Early Tuesday, a 6.4-magnitude earthquake struck Puerto Rico, followed by a series of strong aftershocks. The quake killed one man; at least eight other people are injured, and several buildings collapsed.
Here’s how you can help :
Dine out, for a cause
There are a few pop-up dinners at South Philly Barbacoa to raise cash for recovery efforts. Gallo Negro chef Maria Mercedes Grubb, who is from San Juan, Puerto Rico, is cooking. The money raised will go to Serve PR. The dinners are on January 13 and 14 from 7 p.m. to 10 p.m.. No reservations necessary; the dinners are a la carte, casual, and BYO. 1140 S. 9th St.
Help make emergency backpacks
Philly Boricua, Providence Center and Make the Road Pennsylvania are coordinating a relief drive for people in the Southwestern municipalities in Puerto Rico who were affected by the earthquake, including the hundreds who have been sleeping in shelters and parks because their homes were damaged. The groups are working with Water for Puerto Rico, a non-government organization working in Guánica and other affected areas. The Philly groups are collecting supplies for emergency backpacks.

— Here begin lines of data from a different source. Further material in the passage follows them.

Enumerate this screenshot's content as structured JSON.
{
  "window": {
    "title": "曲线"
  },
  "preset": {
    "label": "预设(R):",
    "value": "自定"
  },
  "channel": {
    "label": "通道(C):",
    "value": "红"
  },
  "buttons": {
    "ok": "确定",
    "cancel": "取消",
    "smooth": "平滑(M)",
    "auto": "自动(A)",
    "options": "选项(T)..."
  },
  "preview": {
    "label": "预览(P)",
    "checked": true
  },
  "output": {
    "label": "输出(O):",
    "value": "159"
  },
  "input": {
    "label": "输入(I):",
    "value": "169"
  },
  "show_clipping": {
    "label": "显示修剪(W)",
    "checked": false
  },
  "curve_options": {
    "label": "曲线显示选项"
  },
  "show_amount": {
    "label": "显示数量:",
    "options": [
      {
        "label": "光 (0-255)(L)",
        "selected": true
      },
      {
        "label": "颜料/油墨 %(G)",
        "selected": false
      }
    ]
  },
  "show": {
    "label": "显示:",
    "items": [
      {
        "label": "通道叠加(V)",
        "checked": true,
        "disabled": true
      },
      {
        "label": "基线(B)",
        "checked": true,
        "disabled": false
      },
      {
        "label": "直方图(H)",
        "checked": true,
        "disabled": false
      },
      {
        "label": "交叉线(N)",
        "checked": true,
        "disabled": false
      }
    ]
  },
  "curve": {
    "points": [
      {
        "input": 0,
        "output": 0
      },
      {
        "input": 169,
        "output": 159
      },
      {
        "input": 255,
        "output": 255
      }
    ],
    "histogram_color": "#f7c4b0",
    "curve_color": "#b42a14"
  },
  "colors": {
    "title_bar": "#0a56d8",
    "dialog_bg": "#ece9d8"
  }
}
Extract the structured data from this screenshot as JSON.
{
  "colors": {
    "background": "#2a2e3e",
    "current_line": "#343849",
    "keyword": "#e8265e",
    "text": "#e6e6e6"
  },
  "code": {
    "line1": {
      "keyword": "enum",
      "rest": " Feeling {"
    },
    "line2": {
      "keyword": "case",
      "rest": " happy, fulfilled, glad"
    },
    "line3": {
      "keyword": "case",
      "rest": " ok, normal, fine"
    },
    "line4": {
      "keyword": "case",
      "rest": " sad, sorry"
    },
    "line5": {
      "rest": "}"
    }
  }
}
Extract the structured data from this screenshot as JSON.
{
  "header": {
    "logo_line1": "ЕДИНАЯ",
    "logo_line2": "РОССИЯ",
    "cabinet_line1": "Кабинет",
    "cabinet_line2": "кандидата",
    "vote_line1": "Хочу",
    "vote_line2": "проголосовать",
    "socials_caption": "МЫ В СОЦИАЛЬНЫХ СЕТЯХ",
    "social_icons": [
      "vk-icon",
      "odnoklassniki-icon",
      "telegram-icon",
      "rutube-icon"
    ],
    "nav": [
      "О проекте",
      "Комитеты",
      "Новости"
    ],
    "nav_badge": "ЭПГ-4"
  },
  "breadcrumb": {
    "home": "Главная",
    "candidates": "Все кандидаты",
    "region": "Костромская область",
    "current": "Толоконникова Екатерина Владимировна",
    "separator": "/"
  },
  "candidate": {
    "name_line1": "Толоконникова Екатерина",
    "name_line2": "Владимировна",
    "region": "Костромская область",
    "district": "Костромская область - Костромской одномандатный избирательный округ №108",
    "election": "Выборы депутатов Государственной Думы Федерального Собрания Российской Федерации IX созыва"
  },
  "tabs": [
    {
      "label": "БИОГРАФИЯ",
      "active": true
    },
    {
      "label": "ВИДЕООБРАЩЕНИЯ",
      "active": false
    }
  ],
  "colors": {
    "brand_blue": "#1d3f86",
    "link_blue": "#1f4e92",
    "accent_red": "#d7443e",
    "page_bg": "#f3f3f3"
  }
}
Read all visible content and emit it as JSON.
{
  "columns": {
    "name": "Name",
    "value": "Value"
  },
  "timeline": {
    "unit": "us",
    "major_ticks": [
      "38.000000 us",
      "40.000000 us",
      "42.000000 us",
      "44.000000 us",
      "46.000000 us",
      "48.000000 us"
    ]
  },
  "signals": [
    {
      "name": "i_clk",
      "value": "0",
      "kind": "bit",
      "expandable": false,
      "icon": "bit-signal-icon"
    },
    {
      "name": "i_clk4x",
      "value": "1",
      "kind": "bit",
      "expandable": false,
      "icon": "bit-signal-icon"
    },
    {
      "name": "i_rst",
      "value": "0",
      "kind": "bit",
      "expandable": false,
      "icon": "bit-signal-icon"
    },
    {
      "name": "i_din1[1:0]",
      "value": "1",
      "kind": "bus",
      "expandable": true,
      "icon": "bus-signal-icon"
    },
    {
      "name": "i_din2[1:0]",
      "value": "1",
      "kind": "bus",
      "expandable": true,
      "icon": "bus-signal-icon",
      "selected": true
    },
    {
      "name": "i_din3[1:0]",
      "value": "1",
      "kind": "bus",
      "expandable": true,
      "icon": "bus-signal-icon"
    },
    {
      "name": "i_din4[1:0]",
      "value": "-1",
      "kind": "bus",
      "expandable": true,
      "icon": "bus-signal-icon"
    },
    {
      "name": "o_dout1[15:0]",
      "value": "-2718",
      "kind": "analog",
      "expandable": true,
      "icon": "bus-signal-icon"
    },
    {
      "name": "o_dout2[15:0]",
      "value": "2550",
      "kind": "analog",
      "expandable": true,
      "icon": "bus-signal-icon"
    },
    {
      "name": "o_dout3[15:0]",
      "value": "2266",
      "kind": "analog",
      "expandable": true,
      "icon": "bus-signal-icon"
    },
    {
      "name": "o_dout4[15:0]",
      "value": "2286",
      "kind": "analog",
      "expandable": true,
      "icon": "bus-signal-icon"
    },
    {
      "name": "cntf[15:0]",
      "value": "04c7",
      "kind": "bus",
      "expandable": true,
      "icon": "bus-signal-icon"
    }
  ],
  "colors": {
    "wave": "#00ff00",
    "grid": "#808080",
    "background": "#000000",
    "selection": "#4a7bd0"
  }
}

Here’s what they need: backpacks, toilet paper rolls, face and hand towels, baby wipes, tampons and sanitary pads, diapers, saltines and crackers, protein or granola bars, water filtration devices, whistles, alkaline batteries, flashlights, sharpie markers, small notepads, compact travel blankets, warm weather sleeping bags, first aid kits, Ziploc bags, ropes, extension cords, blue tarps, duct tape, canopy tents, cabin tents.
How to donate: Providence Center will be collecting supplies from Monday to Saturday from 9:00 a.m. to 6:00 p.m. at 2557 N. 5th St. Make the Road Pennsylvania will be collecting supplies from Monday to Friday from noon to 8:00 p.m. at 7221 Rising Sun Ave. The group also has an Amazon wishlist for those who are unable to drop off donations in person.

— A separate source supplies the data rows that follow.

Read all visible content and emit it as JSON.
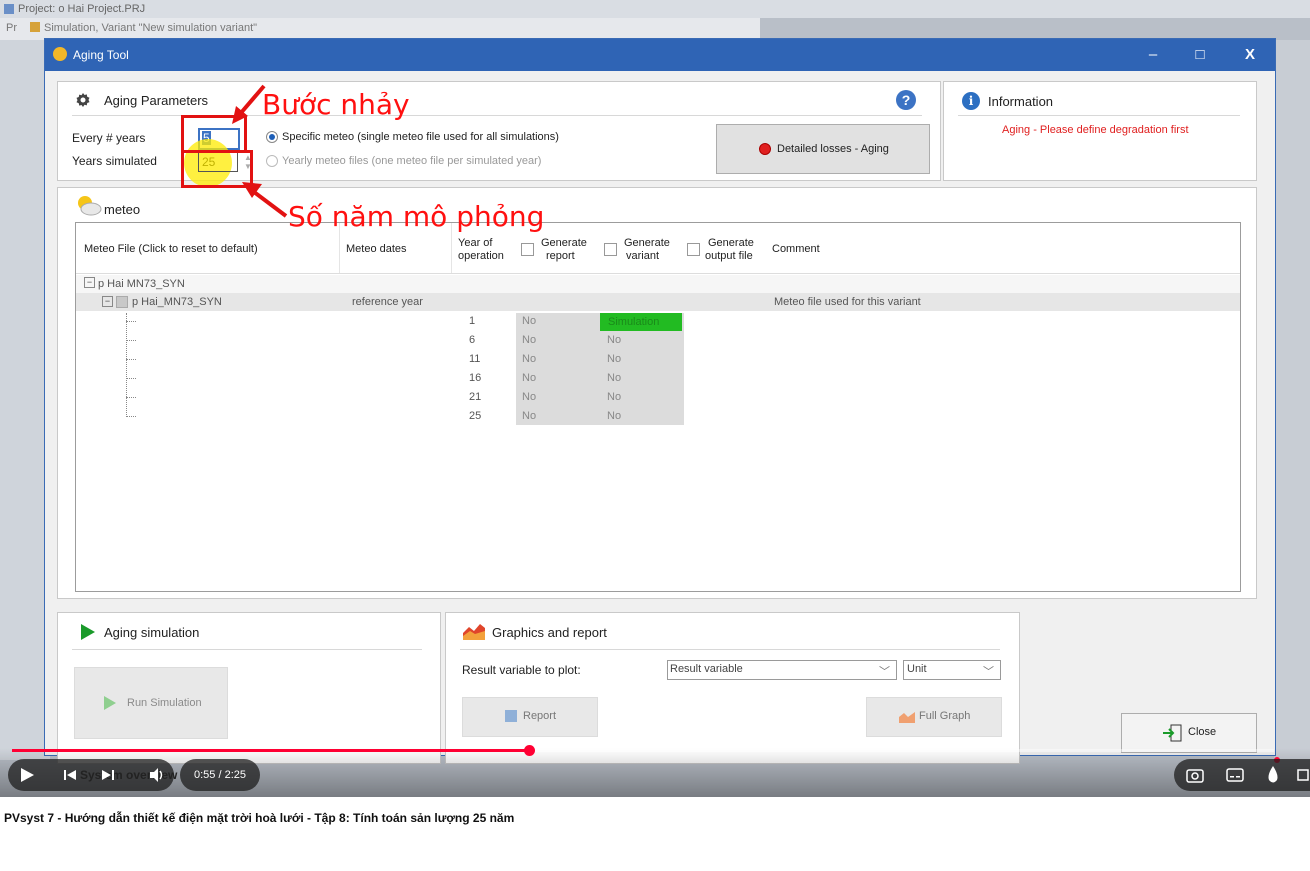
{
  "background": {
    "project_title": "Project:  o Hai  Project.PRJ",
    "sim_title": "Simulation, Variant  \"New simulation variant\"",
    "left_letters": "Pr"
  },
  "window": {
    "title": "Aging Tool",
    "minimize": "–",
    "maximize": "□",
    "close": "X"
  },
  "aging_params": {
    "title": "Aging Parameters",
    "every_label": "Every # years",
    "every_value": "5",
    "years_label": "Years simulated",
    "years_value": "25",
    "radio_specific": "Specific meteo (single meteo file used for all simulations)",
    "radio_yearly": "Yearly meteo files (one meteo file per simulated year)",
    "help": "?",
    "detailed_losses_button": "Detailed losses - Aging"
  },
  "information": {
    "title": "Information",
    "message": "Aging - Please define degradation first"
  },
  "annotations": {
    "step": "Bước nhảy",
    "years": "Số năm mô phỏng"
  },
  "meteo": {
    "title": "meteo",
    "headers": {
      "file": "Meteo File (Click to reset to default)",
      "dates": "Meteo dates",
      "year_op_1": "Year of",
      "year_op_2": "operation",
      "gen_report_1": "Generate",
      "gen_report_2": "report",
      "gen_variant_1": "Generate",
      "gen_variant_2": "variant",
      "gen_output_1": "Generate",
      "gen_output_2": "output file",
      "comment": "Comment"
    },
    "root_node": "p Hai MN73_SYN",
    "child_node": "p Hai_MN73_SYN",
    "child_dates": "reference year",
    "child_comment": "Meteo file used for this variant",
    "rows": [
      {
        "year": "1",
        "report": "No",
        "variant": "Simulation"
      },
      {
        "year": "6",
        "report": "No",
        "variant": "No"
      },
      {
        "year": "11",
        "report": "No",
        "variant": "No"
      },
      {
        "year": "16",
        "report": "No",
        "variant": "No"
      },
      {
        "year": "21",
        "report": "No",
        "variant": "No"
      },
      {
        "year": "25",
        "report": "No",
        "variant": "No"
      }
    ]
  },
  "aging_sim": {
    "title": "Aging simulation",
    "run_button": "Run Simulation"
  },
  "graphics": {
    "title": "Graphics and report",
    "result_label": "Result variable to plot:",
    "result_select": "Result variable",
    "unit_select": "Unit",
    "report_button": "Report",
    "full_graph_button": "Full Graph"
  },
  "close_button": "Close",
  "player": {
    "time": "0:55 / 2:25",
    "chapter": "System overview",
    "progress": 0.41
  },
  "caption": "PVsyst 7 - Hướng dẫn thiết kế điện mặt trời hoà lưới - Tập 8: Tính toán sản lượng 25 năm",
  "colors": {
    "titlebar": "#2f64b5",
    "annotation": "#ff1010",
    "simulation_cell": "#22bb22",
    "progress": "#ff0033"
  }
}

Going to Puerto Rico soon?
Here’s what you can bring. Suministros Puerto Rico is a site (in Spanish) that identifies what’s needed by different camps on the island. This helps allocate donations and resources to the places that need them most (so they go where they’re needed and don’t have to be redistributed). The site is updated by community leaders.

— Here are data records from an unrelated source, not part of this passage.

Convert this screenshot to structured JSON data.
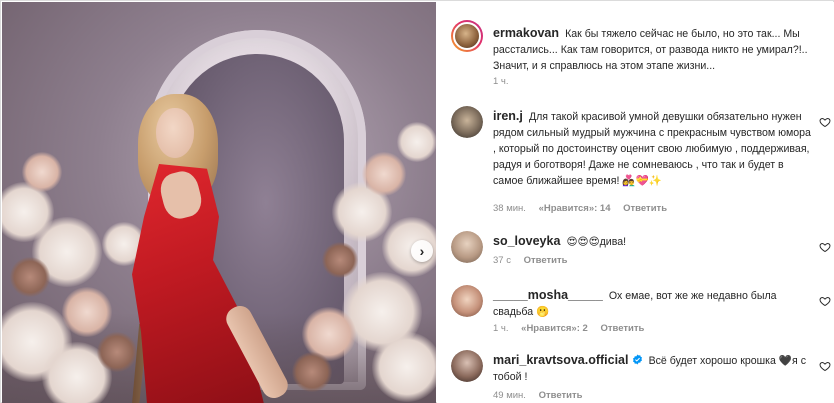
{
  "post": {
    "carousel_next_glyph": "›"
  },
  "caption": {
    "username": "ermakovan",
    "text": "Как бы тяжело сейчас не было, но это так... Мы расстались... Как там говорится, от развода никто не умирал?!.. Значит, и я справлюсь на этом этапе жизни...",
    "time": "1 ч."
  },
  "comments": [
    {
      "username": "iren.j",
      "text": "Для такой красивой умной девушки обязательно нужен рядом сильный мудрый мужчина с прекрасным чувством юмора , который по достоинству оценит свою любимую , поддерживая, радуя и боготворя! Даже не сомневаюсь , что так и будет в самое ближайшее время! 👩‍❤️‍👨💝✨",
      "time": "38 мин.",
      "likes": "«Нравится»: 14",
      "reply": "Ответить"
    },
    {
      "username": "so_loveyka",
      "text": "😍😍😍дива!",
      "time": "37 с",
      "reply": "Ответить"
    },
    {
      "username": "_____mosha_____",
      "text": "Ох емае, вот же же недавно была свадьба 🫢",
      "time": "1 ч.",
      "likes": "«Нравится»: 2",
      "reply": "Ответить"
    },
    {
      "username": "mari_kravtsova.official",
      "verified": true,
      "text": "Всё будет хорошо крошка 🖤я с тобой !",
      "time": "49 мин.",
      "reply": "Ответить"
    }
  ],
  "colors": {
    "accent": "#0095f6",
    "muted": "#8e8e8e",
    "text": "#262626"
  },
  "icons": {
    "like": "heart-outline",
    "verified": "blue-check-badge"
  }
}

Groups accepting monetary donations
Here are some groups involved in major relief efforts that welcome donations:
Hispanic Federation Unidos program. After Hurricane Maria, the Hispanic Federation launched the Unidos program for disaster relief, reaching 78 Puerto Rican municipalities by transporting first responders and providing food and water. The group is one of the biggest contributors to ongoing relief efforts in Puerto Rico, and has a four-star rating from Charity Navigator.
World Central Kitchen. Run by Chef José Andrés, WCF prepares meals for people affected by disasters, and is gearing up to support people in Puerto Rico following the earthquake.
American Red Cross. The Red Cross is assessing needs to help people affected by the earthquake. The group collects donations for disaster relief that go into a central pool for all disasters. The group was active in recovery efforts after Hurricane Maria by installing solar networks for power, giving people access to clean water, and supporting local community-health organizations.
Mercy Corps has had a team in Puerto Rico since Hurricane Maria in 2017. The group will be distributing solar lanterns with USB chargers, as well as emergency cash to affected families. The group also supports local community centers to help them better prepare for disasters by equipping them with solar panels, community gardens, emergency kits and disaster preparedness training. You can read more about Mercy Corps on Charity Navigator.
Puerto Rico Rise Up is providing emotional support to people affected by the family, and distributing aid to affected communities.
The Salvation Army is providing supplies and hot meals to both responders and people affected by the disaster, and has opened recovery centers where people can charge their cell phones and get emotional and spiritual support. Three members of the Philadelphia chapter are part of the group’s efforts in Puerto Rico.
For other groups accepting donations, here’s a list from the group Ciencia Puerto Rico.
Be careful when donating. According to the Federal Trade Commission, disasters can be an opportunity for scammers who take advantage of crowdfunding sites. If you suspect fraud, report it to the site and the National Center for Disaster Fraud.
This list will be updated as we learn about Philadelphia efforts to help the recovery. Do you know about a group organizing efforts to help people in Puerto Rico after the earthquake? Email us.
Staff writers Grace Dickinson and Jesenia De Moya Correa contributed to this article.